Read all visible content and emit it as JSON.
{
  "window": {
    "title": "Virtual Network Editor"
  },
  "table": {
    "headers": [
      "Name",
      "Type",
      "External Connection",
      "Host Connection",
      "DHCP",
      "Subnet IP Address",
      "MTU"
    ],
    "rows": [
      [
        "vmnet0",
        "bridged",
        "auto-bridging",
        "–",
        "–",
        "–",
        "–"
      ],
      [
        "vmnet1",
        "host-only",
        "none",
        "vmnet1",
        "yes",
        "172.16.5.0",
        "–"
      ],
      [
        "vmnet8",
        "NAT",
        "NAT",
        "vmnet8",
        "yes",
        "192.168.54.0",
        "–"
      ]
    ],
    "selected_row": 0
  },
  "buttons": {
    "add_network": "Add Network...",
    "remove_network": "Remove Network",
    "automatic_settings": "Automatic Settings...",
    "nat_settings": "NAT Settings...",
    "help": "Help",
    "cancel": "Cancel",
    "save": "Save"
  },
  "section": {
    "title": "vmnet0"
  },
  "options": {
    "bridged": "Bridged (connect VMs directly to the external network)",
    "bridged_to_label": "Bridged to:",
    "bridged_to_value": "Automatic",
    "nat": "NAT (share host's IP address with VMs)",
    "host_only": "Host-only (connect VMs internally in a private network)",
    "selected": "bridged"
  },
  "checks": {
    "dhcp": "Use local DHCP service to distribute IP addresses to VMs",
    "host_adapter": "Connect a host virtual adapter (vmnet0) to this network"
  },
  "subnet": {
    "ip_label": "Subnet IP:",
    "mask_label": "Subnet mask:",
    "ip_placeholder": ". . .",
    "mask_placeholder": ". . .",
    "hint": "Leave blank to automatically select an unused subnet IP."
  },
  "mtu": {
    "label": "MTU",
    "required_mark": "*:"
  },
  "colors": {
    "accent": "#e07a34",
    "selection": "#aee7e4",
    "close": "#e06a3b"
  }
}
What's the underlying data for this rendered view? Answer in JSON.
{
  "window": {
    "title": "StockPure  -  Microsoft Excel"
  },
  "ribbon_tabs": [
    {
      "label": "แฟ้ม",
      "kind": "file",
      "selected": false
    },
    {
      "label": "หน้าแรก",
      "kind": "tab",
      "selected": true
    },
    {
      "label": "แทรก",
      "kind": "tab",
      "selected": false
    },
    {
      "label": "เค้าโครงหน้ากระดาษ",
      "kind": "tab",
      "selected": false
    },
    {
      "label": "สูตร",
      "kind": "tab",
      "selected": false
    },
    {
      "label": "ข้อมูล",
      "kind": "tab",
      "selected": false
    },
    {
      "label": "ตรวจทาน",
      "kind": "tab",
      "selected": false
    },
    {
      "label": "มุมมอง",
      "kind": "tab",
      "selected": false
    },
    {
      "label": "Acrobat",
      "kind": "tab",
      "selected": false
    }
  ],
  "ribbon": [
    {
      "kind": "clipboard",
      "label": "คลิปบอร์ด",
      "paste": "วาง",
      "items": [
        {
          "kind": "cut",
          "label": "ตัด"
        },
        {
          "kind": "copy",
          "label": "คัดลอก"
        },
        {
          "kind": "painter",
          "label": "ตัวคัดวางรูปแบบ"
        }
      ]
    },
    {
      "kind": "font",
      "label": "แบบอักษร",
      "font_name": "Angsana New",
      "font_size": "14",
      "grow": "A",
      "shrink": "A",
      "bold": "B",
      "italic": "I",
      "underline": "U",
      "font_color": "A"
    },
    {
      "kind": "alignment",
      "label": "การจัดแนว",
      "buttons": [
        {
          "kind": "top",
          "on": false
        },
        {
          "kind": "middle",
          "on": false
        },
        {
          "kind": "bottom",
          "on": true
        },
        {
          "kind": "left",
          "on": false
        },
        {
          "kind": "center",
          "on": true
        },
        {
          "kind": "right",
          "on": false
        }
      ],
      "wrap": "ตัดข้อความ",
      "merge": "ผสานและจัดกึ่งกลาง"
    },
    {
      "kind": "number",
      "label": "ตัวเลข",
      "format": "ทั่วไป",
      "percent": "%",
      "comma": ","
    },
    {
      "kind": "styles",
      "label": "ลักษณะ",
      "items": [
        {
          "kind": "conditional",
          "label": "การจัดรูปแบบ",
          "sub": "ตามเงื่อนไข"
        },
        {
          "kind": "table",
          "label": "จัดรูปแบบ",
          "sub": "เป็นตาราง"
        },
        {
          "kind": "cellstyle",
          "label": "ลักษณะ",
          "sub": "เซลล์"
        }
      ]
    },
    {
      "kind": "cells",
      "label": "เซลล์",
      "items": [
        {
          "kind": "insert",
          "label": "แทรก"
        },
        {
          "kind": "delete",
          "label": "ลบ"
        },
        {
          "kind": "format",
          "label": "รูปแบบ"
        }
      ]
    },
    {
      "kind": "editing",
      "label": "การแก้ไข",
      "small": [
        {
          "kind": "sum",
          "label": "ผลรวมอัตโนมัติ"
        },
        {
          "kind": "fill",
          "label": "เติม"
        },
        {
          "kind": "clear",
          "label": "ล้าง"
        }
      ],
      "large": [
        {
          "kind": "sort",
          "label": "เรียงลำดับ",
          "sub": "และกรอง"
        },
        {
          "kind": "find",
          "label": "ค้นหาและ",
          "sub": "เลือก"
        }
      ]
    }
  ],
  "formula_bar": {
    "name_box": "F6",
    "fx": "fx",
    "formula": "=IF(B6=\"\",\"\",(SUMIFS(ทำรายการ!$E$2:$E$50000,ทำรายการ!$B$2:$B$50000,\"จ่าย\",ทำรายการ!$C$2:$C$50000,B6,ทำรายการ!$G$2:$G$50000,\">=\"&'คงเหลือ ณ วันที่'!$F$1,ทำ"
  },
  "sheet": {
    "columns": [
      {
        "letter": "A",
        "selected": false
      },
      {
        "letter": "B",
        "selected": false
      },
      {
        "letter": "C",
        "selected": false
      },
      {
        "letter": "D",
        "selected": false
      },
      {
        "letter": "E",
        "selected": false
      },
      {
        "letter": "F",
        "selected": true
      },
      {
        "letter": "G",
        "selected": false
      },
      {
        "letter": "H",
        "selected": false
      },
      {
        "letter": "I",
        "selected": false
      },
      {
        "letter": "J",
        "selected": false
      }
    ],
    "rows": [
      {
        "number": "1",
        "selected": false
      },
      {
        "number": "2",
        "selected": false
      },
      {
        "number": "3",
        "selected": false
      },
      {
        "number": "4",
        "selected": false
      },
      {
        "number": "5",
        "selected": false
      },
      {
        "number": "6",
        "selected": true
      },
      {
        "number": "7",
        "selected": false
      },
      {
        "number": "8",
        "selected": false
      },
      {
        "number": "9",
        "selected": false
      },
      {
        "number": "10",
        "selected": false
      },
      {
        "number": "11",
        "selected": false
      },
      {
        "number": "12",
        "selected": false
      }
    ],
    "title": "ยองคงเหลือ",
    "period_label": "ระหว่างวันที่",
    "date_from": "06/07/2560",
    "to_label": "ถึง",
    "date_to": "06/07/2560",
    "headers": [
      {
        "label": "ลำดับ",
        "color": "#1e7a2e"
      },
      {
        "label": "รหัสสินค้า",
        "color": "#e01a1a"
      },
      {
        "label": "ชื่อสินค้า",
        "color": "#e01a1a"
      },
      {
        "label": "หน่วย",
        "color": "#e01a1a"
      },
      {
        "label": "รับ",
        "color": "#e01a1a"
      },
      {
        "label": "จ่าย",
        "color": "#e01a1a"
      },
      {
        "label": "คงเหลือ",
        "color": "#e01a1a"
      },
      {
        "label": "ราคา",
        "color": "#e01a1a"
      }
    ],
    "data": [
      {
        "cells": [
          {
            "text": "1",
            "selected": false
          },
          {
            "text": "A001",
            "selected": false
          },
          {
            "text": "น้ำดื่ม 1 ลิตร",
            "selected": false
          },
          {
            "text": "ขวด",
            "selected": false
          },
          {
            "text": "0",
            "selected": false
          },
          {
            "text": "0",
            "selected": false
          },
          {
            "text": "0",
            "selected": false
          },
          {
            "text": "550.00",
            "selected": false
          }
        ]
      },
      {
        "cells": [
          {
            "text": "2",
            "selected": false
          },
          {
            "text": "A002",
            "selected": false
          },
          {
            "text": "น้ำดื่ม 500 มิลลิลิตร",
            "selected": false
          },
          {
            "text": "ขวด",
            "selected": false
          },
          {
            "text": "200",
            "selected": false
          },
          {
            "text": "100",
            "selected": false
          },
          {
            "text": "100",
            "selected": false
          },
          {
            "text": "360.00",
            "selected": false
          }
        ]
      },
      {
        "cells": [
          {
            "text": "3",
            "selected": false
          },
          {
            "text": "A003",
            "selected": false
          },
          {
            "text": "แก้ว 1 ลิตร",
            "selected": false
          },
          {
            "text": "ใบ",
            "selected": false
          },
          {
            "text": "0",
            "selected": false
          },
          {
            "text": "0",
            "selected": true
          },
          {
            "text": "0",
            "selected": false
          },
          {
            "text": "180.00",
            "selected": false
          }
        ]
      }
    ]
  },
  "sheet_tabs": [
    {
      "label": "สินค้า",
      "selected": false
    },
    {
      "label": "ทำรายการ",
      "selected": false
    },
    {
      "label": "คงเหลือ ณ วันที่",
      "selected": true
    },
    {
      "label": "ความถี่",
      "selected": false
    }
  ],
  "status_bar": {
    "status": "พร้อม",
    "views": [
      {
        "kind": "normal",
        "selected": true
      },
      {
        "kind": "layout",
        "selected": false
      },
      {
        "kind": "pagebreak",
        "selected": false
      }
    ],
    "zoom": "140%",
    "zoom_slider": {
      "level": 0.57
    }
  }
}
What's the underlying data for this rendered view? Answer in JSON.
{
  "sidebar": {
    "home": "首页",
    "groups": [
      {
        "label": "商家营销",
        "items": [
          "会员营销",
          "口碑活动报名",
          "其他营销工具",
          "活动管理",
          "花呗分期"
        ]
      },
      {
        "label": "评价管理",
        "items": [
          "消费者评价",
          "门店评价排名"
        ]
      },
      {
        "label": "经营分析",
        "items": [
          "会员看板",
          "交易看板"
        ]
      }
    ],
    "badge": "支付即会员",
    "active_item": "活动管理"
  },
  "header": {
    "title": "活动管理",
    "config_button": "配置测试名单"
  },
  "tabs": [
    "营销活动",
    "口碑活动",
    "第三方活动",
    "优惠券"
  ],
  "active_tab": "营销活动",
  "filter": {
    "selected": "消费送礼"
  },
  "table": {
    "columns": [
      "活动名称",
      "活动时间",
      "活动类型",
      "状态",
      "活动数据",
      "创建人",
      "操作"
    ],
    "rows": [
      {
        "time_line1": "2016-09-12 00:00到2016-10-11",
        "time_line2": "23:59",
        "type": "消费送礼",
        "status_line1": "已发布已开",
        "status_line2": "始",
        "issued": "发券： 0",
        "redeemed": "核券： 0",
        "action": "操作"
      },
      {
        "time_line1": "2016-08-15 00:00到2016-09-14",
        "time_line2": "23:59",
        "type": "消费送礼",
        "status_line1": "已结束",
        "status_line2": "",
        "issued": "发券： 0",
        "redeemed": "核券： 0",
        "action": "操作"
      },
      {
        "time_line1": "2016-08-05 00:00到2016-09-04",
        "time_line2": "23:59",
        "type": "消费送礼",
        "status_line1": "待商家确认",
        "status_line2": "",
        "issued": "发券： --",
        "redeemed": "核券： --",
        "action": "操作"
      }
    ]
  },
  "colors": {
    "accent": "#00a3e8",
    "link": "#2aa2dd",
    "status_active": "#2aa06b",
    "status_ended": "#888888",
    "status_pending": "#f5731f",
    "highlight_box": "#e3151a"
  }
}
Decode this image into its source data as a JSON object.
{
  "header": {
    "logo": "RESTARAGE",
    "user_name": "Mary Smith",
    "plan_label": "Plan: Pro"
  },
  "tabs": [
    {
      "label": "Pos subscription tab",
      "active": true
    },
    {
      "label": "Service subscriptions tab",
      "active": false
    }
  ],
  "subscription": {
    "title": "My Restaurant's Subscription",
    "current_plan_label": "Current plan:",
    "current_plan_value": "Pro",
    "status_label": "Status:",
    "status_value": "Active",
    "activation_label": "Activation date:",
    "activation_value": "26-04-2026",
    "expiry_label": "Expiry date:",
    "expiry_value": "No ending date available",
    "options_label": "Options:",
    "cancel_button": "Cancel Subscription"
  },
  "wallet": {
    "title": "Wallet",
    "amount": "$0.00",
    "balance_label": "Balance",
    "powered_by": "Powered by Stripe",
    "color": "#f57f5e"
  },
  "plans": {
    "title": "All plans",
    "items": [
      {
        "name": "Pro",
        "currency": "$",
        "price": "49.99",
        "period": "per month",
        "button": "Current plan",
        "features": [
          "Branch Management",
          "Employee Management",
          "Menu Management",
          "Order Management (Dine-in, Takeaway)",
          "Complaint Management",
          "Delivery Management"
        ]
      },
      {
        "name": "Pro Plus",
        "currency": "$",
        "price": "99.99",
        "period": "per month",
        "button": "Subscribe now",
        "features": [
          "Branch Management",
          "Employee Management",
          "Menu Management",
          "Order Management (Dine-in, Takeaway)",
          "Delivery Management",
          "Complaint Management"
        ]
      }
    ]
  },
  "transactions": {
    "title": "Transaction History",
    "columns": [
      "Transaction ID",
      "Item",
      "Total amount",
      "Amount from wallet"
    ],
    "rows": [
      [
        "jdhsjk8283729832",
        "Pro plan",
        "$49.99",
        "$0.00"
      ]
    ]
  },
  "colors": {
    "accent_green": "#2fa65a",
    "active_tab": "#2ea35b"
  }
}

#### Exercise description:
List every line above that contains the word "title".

#### Response below:
    "title": "Virtual Network Editor"
    "title": "vmnet0"
    "title": "StockPure  -  Microsoft Excel"
    "title": "ยองคงเหลือ",
    "title": "活动管理",
    "title": "My Restaurant's Subscription",
    "title": "Wallet",
    "title": "All plans",
    "title": "Transaction History",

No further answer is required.